“E.D. Hirsch has contributed what is to me the most persuasive idea of the past half century on how to improve the performance of American education,” writes Nathan Glazer in the Summer 2010 issue of Education Next. The idea is the importance of cultural literacy—the necessary information that students must have to understand what they read. After arguing, in Cultural Literacy (1988), that young people are not becoming good readers because they lack cultural literacy, Hirsch set out to remedy the problem by “spelling out, grade by grade, in detail, what students must know in a variety of fields if they are to be competent and understanding readers.” In addition to this Core Knowledge curriculum, Hirsch has launched a system of Core Knowledge schools to teach it and a Core Knowledge Foundation to support them.
In February, the Core Knowledge Foundation announced that it would work to align its curriculum with the Common Core standards currently being developed by the NGA and CCSSO, and that it would give away its curriculum sequence for free instead of charging for it, all in an effort to ensure that the common standards are supported by a curriculum to help interpret and implement them.

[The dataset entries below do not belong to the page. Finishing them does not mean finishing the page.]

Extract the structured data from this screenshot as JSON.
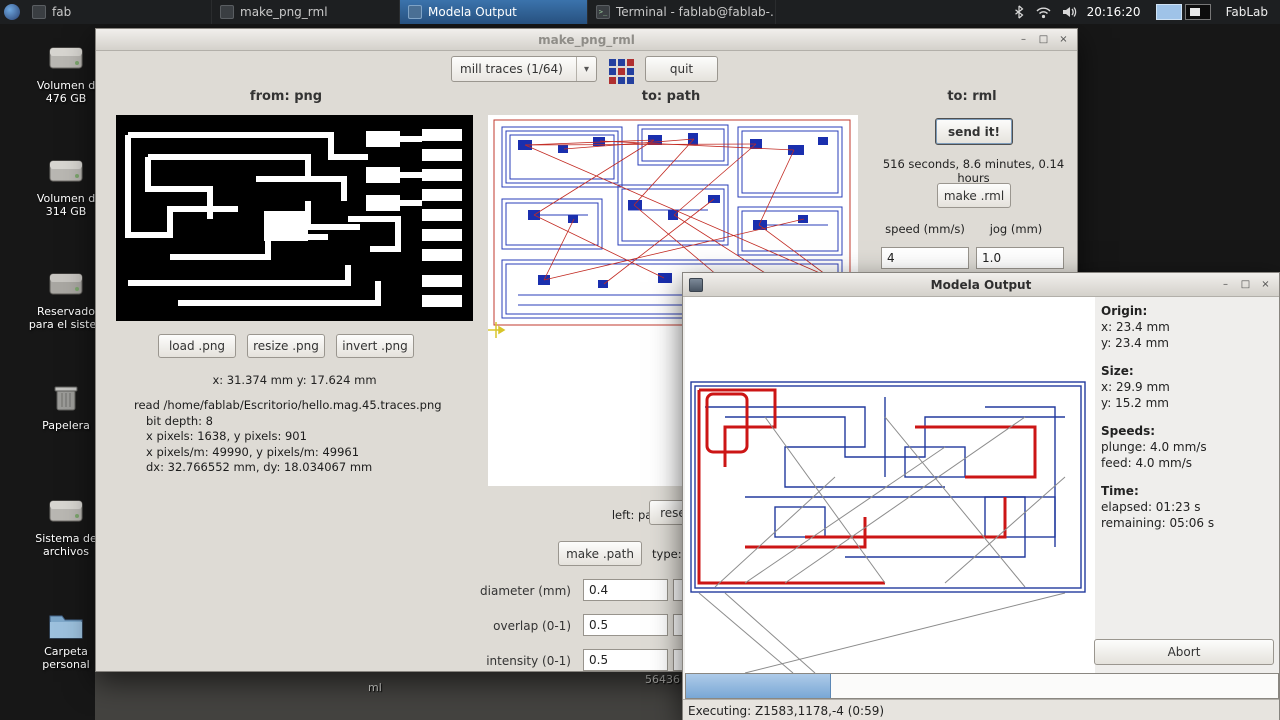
{
  "icons": {
    "minimize": "–",
    "maximize": "□",
    "close": "×",
    "dropdown_arrow": "▾",
    "terminal_glyph": ">_"
  },
  "colors": {
    "accent_blue": "#3465a4",
    "trace_blue": "#1f2fae",
    "trace_red": "#c22a22",
    "progress_fill": "#8db4dd"
  },
  "panel": {
    "tasks": [
      {
        "label": "fab"
      },
      {
        "label": "make_png_rml"
      },
      {
        "label": "Modela Output"
      },
      {
        "label": "Terminal - fablab@fablab-..."
      }
    ],
    "clock": "20:16:20",
    "workspace_label": "FabLab"
  },
  "desktop": {
    "icons": [
      {
        "line1": "Volumen d",
        "line2": "476 GB"
      },
      {
        "line1": "Volumen d",
        "line2": "314 GB"
      },
      {
        "line1": "Reservado",
        "line2": "para el sisten"
      },
      {
        "line1": "Papelera",
        "line2": ""
      },
      {
        "line1": "Sistema de",
        "line2": "archivos"
      },
      {
        "line1": "Carpeta",
        "line2": "personal"
      }
    ],
    "fragments": {
      "a": "ml",
      "b": "56436"
    }
  },
  "fab_window": {
    "title": "make_png_rml",
    "toolbar": {
      "process_select": "mill traces (1/64)",
      "quit": "quit"
    },
    "columns": {
      "png": "from: png",
      "path": "to: path",
      "rml": "to: rml"
    },
    "png_panel": {
      "load": "load .png",
      "resize": "resize .png",
      "invert": "invert .png",
      "coords": "x: 31.374 mm  y: 17.624 mm",
      "info": [
        "read /home/fablab/Escritorio/hello.mag.45.traces.png",
        "bit depth: 8",
        "x pixels: 1638, y pixels: 901",
        "x pixels/m: 49990, y pixels/m: 49961",
        "dx: 32.766552 mm, dy: 18.034067 mm"
      ]
    },
    "path_panel": {
      "hint": "left: pan, scroll: zoom",
      "reset_view": "reset view",
      "make_path": "make .path",
      "type_label": "type:",
      "fields": [
        {
          "label": "diameter (mm)",
          "value": "0.4"
        },
        {
          "label": "overlap (0-1)",
          "value": "0.5"
        },
        {
          "label": "intensity (0-1)",
          "value": "0.5"
        }
      ]
    },
    "rml_panel": {
      "send": "send it!",
      "time_estimate": "516 seconds, 8.6 minutes, 0.14 hours",
      "make_rml": "make .rml",
      "speed_label": "speed (mm/s)",
      "jog_label": "jog (mm)",
      "speed_value": "4",
      "jog_value": "1.0"
    }
  },
  "modela_window": {
    "title": "Modela Output",
    "info": {
      "origin_title": "Origin:",
      "origin_x": "x: 23.4 mm",
      "origin_y": "y: 23.4 mm",
      "size_title": "Size:",
      "size_x": "x: 29.9 mm",
      "size_y": "y: 15.2 mm",
      "speeds_title": "Speeds:",
      "plunge": "plunge: 4.0 mm/s",
      "feed": "feed: 4.0 mm/s",
      "time_title": "Time:",
      "elapsed": "elapsed: 01:23 s",
      "remaining": "remaining: 05:06 s"
    },
    "abort": "Abort",
    "progress_style": "width:24.5%",
    "status": "Executing: Z1583,1178,-4 (0:59)"
  }
}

In a blog entry appearing on the Washington Post’s blog “Answer Sheet,” Hirsch today makes the case that the Common Core standards have the potential to revolutionize reading instruction. He writes
There is a way we can sail out of the reading doldrums.

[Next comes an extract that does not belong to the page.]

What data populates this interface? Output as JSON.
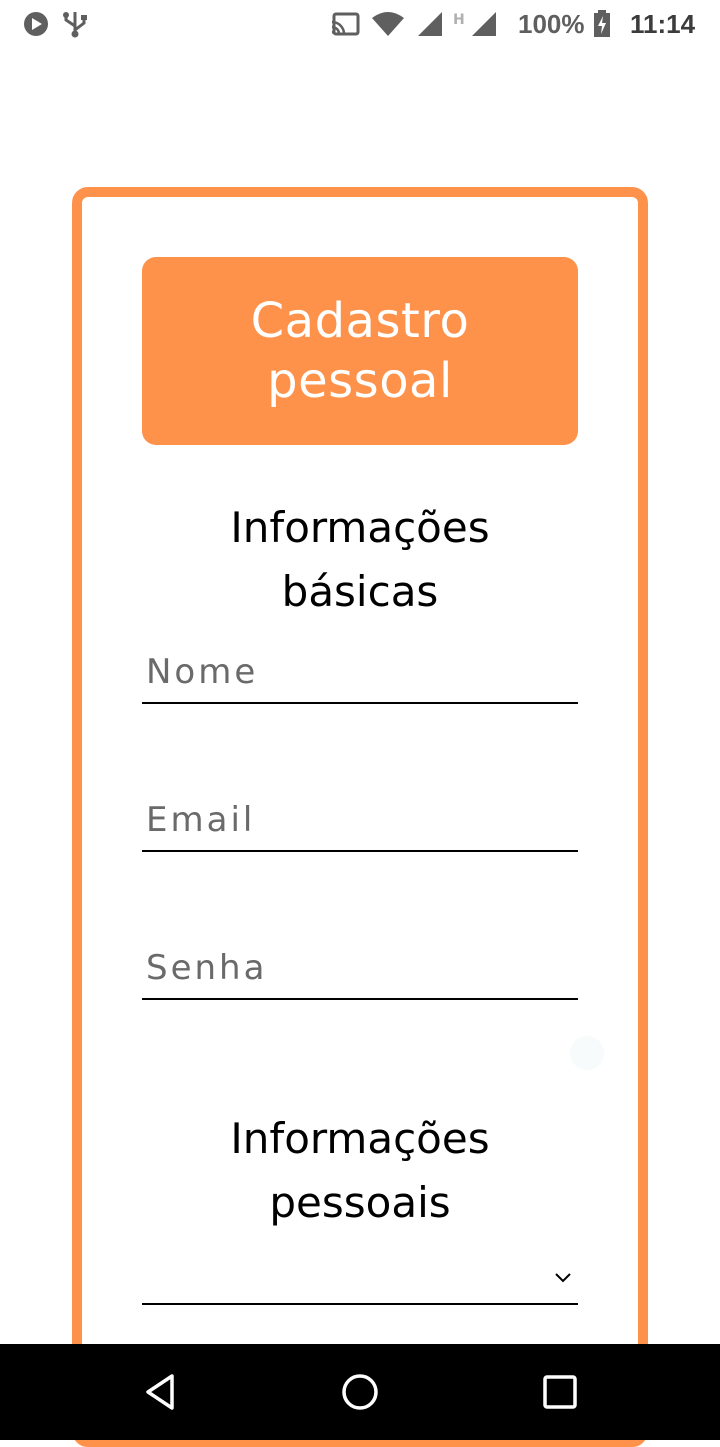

The recently released English Language Arts Standards drafted by the National Governors Association Center and the Council of Chief State School Officers may provide desperately needed wind we need to move forward… Note the unusual title it carries: “Common Core Standards for English Language Arts and Literacy in History/Social Studies & Science.” The title shouts that language mastery requires knowledge of history, and science, (music and fine arts I hope will be included in due course) not just fiction and poetry. It states explicitly that these non-literary subjects should be generously represented in the long classroom hours devoted to literacy.
This emphasis on non-literary content is defended on the grounds that building “a foundation of knowledge in these fields will give [students] the background to be better readers in all content areas.”

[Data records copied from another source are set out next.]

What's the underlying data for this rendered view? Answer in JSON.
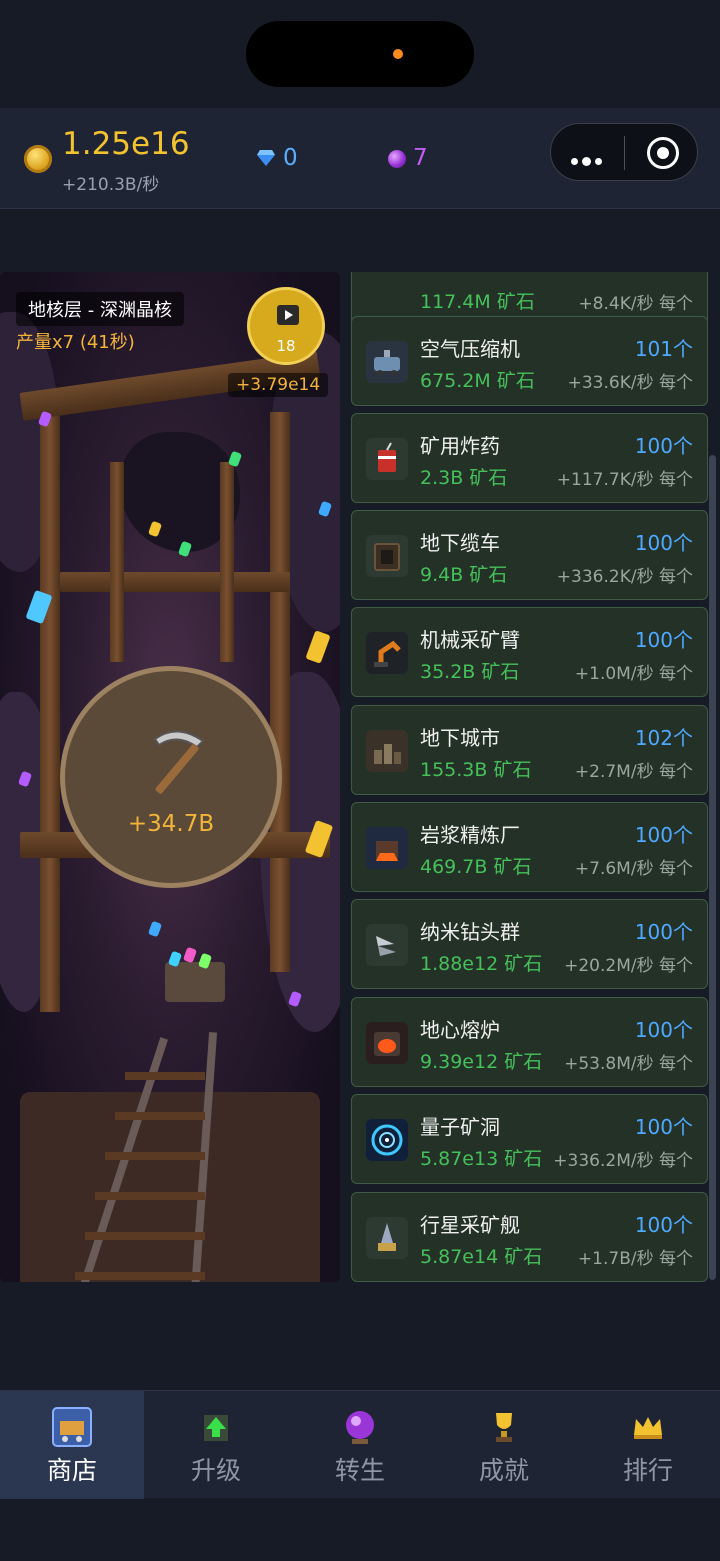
{
  "topbar": {
    "coin_value": "1.25e16",
    "coin_rate": "+210.3B/秒",
    "diamond_value": "0",
    "orb_value": "7"
  },
  "mine": {
    "level_label": "地核层 - 深渊晶核",
    "production_label": "产量x7 (41秒)",
    "video_count": "18",
    "video_reward": "+3.79e14",
    "click_amount": "+34.7B"
  },
  "shop": {
    "items": [
      {
        "name": "",
        "count": "",
        "cost": "117.4M 矿石",
        "rate": "+8.4K/秒 每个",
        "icon": "partial-item-icon"
      },
      {
        "name": "空气压缩机",
        "count": "101个",
        "cost": "675.2M 矿石",
        "rate": "+33.6K/秒 每个",
        "icon": "air-compressor-icon"
      },
      {
        "name": "矿用炸药",
        "count": "100个",
        "cost": "2.3B 矿石",
        "rate": "+117.7K/秒 每个",
        "icon": "dynamite-icon"
      },
      {
        "name": "地下缆车",
        "count": "100个",
        "cost": "9.4B 矿石",
        "rate": "+336.2K/秒 每个",
        "icon": "cable-car-icon"
      },
      {
        "name": "机械采矿臂",
        "count": "100个",
        "cost": "35.2B 矿石",
        "rate": "+1.0M/秒 每个",
        "icon": "robot-arm-icon"
      },
      {
        "name": "地下城市",
        "count": "102个",
        "cost": "155.3B 矿石",
        "rate": "+2.7M/秒 每个",
        "icon": "underground-city-icon"
      },
      {
        "name": "岩浆精炼厂",
        "count": "100个",
        "cost": "469.7B 矿石",
        "rate": "+7.6M/秒 每个",
        "icon": "magma-refinery-icon"
      },
      {
        "name": "纳米钻头群",
        "count": "100个",
        "cost": "1.88e12 矿石",
        "rate": "+20.2M/秒 每个",
        "icon": "nano-drill-icon"
      },
      {
        "name": "地心熔炉",
        "count": "100个",
        "cost": "9.39e12 矿石",
        "rate": "+53.8M/秒 每个",
        "icon": "core-furnace-icon"
      },
      {
        "name": "量子矿洞",
        "count": "100个",
        "cost": "5.87e13 矿石",
        "rate": "+336.2M/秒 每个",
        "icon": "quantum-mine-icon"
      },
      {
        "name": "行星采矿舰",
        "count": "100个",
        "cost": "5.87e14 矿石",
        "rate": "+1.7B/秒 每个",
        "icon": "planet-miner-icon"
      }
    ]
  },
  "nav": {
    "items": [
      {
        "label": "商店",
        "icon": "shop-cart-icon"
      },
      {
        "label": "升级",
        "icon": "upgrade-arrow-icon"
      },
      {
        "label": "转生",
        "icon": "rebirth-orb-icon"
      },
      {
        "label": "成就",
        "icon": "trophy-icon"
      },
      {
        "label": "排行",
        "icon": "crown-icon"
      }
    ],
    "active": "商店"
  },
  "colors": {
    "gold": "#f2c230",
    "diamond": "#5ab0ff",
    "orb": "#c35cf0",
    "cost_green": "#46c05a",
    "count_blue": "#4fa9ff"
  }
}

That is an especially important consideration for the early grades, which now spend up to half the school day on literacy. Here is something new under the sun. It resists the infamous narrowing of the curriculum. And it is an important reform also for helping to overcome the test-score gap, which is essentially a knowledge gap, between racial and ethnic groups.
Transforming the elementary school “literacy block” into a rich, meaningful and sustained engagement with subject matter would be the single greatest transformation of instructional time in decades. If there is one Big Idea that can help arrest the decline of reading achievement in American schools, this is the one. To their credit, the authors of the Common Core standards have taken pains to get this right, and it is a master stroke.
In a new book, The Making of Americans, which Nathan Glazer reviews in the Summer 2010 issue of Ed Next, Hirsch more explicitly connects the idea of cultural literacy to the subject of civics—“the role of a common system of public schools in educating a citizenry to the level necessary to maintain a democracy.” According to Glazer, the book looks back at the ideals guiding the development of American publication and how we have moved away from them in recent decades.
As Hirsch explains, “This book concerns itself…with overcoming low literacy rates and narrowing the achievement gaps between demographic groups but places those themes within the broader context of the founding ideals of the American experiment, which have been a beacon to the world and ourselves.”
Nathan Glazer and Paul Peterson discuss E.D. Hirsch’s Cultural Literacy and The Making of Americans in a video here.